#### How to complete this task:
Return the lines below exactly, starting with the line that contains "Enumerate this screenshot's" and stopping after the last line.

#### Records shown:
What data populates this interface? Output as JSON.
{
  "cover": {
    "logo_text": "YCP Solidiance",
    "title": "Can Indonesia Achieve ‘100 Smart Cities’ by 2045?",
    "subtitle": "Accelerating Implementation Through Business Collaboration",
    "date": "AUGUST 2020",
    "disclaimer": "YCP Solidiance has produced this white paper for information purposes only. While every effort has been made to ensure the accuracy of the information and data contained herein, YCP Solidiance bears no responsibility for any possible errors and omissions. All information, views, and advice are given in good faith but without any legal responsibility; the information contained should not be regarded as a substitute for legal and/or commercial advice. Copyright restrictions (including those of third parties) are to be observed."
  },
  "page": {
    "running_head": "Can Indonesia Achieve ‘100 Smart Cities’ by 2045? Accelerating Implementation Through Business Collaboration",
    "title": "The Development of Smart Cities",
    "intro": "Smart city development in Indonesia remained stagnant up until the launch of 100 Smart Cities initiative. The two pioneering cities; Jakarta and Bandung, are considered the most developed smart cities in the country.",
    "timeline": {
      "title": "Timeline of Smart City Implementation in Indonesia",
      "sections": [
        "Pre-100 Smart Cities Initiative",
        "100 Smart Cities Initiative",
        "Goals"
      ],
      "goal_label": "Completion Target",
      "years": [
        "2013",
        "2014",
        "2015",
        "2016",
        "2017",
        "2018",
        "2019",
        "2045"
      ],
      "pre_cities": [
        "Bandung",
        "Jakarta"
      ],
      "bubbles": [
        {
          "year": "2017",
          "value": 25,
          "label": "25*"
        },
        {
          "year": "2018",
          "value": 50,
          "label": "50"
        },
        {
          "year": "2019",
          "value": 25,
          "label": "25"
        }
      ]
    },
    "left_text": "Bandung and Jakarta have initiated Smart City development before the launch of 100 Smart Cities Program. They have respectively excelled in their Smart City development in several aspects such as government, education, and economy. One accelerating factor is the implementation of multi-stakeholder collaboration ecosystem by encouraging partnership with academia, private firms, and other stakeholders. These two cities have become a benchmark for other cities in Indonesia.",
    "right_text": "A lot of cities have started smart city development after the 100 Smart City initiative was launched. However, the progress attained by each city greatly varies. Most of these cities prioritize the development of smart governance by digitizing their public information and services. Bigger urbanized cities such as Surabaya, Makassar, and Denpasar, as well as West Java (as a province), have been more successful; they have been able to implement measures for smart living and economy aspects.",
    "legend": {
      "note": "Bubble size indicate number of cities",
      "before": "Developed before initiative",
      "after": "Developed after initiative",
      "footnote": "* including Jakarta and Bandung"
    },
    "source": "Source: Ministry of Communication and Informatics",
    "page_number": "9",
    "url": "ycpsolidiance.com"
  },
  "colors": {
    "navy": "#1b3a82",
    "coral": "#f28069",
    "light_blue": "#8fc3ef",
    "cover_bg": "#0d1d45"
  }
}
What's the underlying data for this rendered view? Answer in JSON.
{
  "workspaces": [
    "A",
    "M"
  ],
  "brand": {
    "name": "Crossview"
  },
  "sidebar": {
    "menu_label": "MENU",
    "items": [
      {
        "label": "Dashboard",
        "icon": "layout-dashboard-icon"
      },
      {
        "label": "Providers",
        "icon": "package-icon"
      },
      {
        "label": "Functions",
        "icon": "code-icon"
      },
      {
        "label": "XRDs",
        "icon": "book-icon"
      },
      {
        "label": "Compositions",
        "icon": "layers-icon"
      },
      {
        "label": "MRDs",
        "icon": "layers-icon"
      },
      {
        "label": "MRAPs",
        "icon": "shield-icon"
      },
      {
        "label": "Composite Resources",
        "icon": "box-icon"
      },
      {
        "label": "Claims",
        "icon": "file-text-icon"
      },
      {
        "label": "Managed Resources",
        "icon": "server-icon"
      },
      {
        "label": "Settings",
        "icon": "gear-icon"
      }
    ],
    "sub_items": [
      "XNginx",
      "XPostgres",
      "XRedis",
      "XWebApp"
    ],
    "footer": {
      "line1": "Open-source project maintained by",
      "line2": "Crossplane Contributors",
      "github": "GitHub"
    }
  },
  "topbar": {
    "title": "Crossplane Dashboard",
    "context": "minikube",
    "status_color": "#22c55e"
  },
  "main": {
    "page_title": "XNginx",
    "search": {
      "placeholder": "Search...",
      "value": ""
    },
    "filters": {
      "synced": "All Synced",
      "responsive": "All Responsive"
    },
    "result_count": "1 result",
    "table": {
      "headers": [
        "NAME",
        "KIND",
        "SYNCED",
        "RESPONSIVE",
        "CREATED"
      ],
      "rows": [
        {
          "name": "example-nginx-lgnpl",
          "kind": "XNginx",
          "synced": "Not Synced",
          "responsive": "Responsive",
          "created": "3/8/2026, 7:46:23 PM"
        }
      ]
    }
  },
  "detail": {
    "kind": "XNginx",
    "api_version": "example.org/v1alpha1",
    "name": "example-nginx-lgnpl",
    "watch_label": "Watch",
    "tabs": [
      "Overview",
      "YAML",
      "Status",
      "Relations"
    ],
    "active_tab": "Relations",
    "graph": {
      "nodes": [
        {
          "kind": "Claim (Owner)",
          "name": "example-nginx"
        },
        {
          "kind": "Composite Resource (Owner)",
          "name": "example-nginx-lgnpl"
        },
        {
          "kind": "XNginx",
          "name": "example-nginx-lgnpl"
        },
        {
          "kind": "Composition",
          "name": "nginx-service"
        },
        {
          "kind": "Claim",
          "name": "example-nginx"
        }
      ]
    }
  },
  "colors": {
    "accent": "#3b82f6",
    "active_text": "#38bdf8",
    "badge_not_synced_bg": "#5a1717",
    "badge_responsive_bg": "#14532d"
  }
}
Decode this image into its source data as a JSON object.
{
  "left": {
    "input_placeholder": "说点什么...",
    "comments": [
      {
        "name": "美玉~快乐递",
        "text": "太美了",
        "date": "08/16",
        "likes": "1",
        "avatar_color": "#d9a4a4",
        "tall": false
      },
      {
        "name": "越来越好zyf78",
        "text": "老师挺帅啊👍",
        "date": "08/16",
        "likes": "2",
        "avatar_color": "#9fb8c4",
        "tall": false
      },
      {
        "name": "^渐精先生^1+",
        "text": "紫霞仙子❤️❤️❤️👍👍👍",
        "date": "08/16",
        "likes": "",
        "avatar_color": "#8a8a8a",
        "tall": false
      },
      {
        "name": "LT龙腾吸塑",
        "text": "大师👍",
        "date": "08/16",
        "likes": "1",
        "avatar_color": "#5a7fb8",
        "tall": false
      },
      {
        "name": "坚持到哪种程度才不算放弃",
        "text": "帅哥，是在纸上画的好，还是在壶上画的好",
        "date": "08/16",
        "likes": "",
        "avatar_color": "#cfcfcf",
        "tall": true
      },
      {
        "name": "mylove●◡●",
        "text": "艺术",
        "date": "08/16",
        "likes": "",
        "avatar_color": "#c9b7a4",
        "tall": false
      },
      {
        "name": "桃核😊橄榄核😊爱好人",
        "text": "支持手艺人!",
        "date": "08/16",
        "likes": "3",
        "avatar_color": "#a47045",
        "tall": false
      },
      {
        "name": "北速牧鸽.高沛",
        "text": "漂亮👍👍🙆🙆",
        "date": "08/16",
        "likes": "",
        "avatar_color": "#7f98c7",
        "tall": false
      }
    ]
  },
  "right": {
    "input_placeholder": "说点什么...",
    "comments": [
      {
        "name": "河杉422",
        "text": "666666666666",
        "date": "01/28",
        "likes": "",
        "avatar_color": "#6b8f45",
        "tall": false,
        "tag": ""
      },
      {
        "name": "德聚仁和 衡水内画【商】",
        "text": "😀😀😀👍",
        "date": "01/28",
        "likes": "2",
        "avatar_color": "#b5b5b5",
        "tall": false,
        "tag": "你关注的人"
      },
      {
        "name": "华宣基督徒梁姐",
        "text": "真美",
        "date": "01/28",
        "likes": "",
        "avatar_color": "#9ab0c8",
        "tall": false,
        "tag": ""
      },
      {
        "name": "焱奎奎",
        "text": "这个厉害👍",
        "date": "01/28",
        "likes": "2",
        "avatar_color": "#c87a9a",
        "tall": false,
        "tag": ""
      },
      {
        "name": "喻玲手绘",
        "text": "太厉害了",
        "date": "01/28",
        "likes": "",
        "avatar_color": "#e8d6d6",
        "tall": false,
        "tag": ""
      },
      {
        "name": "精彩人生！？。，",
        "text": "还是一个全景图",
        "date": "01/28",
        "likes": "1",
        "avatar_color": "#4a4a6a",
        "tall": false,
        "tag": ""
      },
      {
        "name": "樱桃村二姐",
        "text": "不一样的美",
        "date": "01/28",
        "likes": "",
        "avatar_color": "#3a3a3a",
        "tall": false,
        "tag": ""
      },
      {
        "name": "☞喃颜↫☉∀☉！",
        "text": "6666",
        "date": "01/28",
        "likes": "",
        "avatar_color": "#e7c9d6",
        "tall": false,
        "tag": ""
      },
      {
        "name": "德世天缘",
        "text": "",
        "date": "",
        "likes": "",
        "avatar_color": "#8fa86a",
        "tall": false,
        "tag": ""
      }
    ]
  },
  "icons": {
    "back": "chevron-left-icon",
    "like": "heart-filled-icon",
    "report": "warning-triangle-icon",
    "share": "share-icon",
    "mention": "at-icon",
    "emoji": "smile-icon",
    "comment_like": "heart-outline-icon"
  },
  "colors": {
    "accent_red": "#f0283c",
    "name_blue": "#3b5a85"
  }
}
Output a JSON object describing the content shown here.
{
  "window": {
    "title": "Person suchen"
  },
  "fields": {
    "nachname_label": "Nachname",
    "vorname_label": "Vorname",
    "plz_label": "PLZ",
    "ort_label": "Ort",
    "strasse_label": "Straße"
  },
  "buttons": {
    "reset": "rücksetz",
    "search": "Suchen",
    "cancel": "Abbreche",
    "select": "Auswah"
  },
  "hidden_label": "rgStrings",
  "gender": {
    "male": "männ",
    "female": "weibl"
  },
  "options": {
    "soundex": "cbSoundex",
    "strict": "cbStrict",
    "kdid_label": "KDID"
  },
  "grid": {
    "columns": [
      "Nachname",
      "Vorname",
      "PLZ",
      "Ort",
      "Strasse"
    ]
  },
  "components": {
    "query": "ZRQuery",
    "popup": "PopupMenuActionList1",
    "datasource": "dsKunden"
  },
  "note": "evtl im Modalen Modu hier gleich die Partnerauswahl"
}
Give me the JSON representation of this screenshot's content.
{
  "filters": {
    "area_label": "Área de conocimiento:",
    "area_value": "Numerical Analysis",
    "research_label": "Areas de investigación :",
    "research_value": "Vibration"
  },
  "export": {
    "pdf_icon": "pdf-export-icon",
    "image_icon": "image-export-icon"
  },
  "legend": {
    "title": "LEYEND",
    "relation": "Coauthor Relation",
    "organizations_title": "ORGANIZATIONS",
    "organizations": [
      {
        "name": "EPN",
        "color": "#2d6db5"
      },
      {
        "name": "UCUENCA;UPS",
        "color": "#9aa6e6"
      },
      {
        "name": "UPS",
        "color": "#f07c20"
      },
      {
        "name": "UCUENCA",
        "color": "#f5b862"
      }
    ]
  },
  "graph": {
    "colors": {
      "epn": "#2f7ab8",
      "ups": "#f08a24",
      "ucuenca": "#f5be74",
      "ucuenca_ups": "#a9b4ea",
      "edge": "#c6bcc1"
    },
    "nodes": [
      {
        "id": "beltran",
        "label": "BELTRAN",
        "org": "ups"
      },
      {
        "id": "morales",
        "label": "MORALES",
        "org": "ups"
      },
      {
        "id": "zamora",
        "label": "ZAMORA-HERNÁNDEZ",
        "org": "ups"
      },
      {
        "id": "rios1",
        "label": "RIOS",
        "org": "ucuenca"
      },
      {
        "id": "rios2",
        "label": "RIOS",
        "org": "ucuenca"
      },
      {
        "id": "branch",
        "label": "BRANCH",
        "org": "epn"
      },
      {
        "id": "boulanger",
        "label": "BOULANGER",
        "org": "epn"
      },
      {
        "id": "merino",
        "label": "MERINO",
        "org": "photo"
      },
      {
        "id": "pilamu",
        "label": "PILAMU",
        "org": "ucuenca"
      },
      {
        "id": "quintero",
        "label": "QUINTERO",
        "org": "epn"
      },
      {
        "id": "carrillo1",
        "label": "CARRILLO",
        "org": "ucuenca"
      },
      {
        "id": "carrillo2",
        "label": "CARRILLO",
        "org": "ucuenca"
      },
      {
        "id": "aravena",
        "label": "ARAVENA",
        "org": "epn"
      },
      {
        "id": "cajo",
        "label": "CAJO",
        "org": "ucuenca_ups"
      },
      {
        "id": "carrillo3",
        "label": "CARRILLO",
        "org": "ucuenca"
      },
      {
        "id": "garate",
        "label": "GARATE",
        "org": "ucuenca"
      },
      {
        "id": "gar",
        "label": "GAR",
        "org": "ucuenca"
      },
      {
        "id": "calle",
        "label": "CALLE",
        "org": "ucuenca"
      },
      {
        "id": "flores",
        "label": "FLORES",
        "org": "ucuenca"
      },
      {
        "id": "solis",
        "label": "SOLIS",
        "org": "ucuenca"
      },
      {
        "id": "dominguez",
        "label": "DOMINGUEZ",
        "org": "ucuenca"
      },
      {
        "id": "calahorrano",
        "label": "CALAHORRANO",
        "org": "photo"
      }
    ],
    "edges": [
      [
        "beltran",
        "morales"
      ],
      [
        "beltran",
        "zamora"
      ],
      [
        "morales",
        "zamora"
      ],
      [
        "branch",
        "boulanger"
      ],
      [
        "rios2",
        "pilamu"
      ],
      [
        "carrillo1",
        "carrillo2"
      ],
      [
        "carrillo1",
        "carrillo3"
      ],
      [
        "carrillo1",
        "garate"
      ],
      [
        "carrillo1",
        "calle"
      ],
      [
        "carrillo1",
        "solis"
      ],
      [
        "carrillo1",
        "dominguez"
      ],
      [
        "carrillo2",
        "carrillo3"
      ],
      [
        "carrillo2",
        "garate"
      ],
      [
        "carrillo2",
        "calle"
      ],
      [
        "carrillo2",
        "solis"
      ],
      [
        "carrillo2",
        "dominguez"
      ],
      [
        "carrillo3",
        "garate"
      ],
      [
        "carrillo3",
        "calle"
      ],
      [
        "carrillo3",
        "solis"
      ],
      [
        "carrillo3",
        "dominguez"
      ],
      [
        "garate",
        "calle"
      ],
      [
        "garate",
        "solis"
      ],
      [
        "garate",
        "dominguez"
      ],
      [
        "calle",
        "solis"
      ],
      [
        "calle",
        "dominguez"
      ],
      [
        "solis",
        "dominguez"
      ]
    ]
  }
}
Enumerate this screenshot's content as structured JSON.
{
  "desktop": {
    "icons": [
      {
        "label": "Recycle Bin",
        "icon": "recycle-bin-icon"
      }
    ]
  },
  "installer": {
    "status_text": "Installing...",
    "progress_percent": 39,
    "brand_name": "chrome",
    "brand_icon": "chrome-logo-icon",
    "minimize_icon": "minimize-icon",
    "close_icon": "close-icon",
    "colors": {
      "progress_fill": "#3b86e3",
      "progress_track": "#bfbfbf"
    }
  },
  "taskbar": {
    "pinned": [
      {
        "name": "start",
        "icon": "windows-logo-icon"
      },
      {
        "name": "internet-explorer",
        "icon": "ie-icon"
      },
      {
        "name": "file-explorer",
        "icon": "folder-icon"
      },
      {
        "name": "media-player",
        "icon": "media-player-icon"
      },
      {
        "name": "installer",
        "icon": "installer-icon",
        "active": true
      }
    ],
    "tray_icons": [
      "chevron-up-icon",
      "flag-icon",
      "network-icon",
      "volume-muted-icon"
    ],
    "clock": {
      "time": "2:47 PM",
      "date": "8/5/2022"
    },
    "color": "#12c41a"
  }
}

#### Result:
Enumerate this screenshot's content as structured JSON.
{
  "desktop": {
    "icons": [
      {
        "label": "Recycle Bin",
        "icon": "recycle-bin-icon"
      }
    ]
  },
  "installer": {
    "status_text": "Installing...",
    "progress_percent": 39,
    "brand_name": "chrome",
    "brand_icon": "chrome-logo-icon",
    "minimize_icon": "minimize-icon",
    "close_icon": "close-icon",
    "colors": {
      "progress_fill": "#3b86e3",
      "progress_track": "#bfbfbf"
    }
  },
  "taskbar": {
    "pinned": [
      {
        "name": "start",
        "icon": "windows-logo-icon"
      },
      {
        "name": "internet-explorer",
        "icon": "ie-icon"
      },
      {
        "name": "file-explorer",
        "icon": "folder-icon"
      },
      {
        "name": "media-player",
        "icon": "media-player-icon"
      },
      {
        "name": "installer",
        "icon": "installer-icon",
        "active": true
      }
    ],
    "tray_icons": [
      "chevron-up-icon",
      "flag-icon",
      "network-icon",
      "volume-muted-icon"
    ],
    "clock": {
      "time": "2:47 PM",
      "date": "8/5/2022"
    },
    "color": "#12c41a"
  }
}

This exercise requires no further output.